DIRECTIONS FOR THIS TASK
Isolate every line in the data with the string "name" and copy it.

Entries from a dataset of interfaces:
::::::::::
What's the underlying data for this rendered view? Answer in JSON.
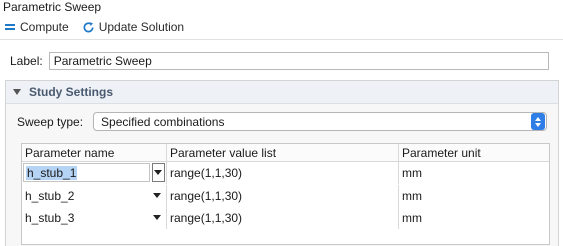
{
  "window": {
    "title": "Parametric Sweep"
  },
  "toolbar": {
    "compute_label": "Compute",
    "update_label": "Update Solution"
  },
  "label_field": {
    "label": "Label:",
    "value": "Parametric Sweep"
  },
  "section": {
    "title": "Study Settings",
    "sweep_type_label": "Sweep type:",
    "sweep_type_value": "Specified combinations"
  },
  "table": {
    "headers": [
      "Parameter name",
      "Parameter value list",
      "Parameter unit"
    ],
    "rows": [
      {
        "name": "h_stub_1",
        "values": "range(1,1,30)",
        "unit": "mm"
      },
      {
        "name": "h_stub_2",
        "values": "range(1,1,30)",
        "unit": "mm"
      },
      {
        "name": "h_stub_3",
        "values": "range(1,1,30)",
        "unit": "mm"
      }
    ]
  },
  "colors": {
    "accent": "#1f78c8",
    "section_title": "#4a5a70",
    "select_button": "#2f7de6",
    "selection": "#b5d3f5"
  },
  "icons": {
    "compute": "compute-icon",
    "update": "refresh-icon",
    "collapse": "triangle-down-icon"
  }
}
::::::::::
FINISHED EXERCISE
      "Parameter name",
        "name": "h_stub_1",
        "name": "h_stub_2",
        "name": "h_stub_3",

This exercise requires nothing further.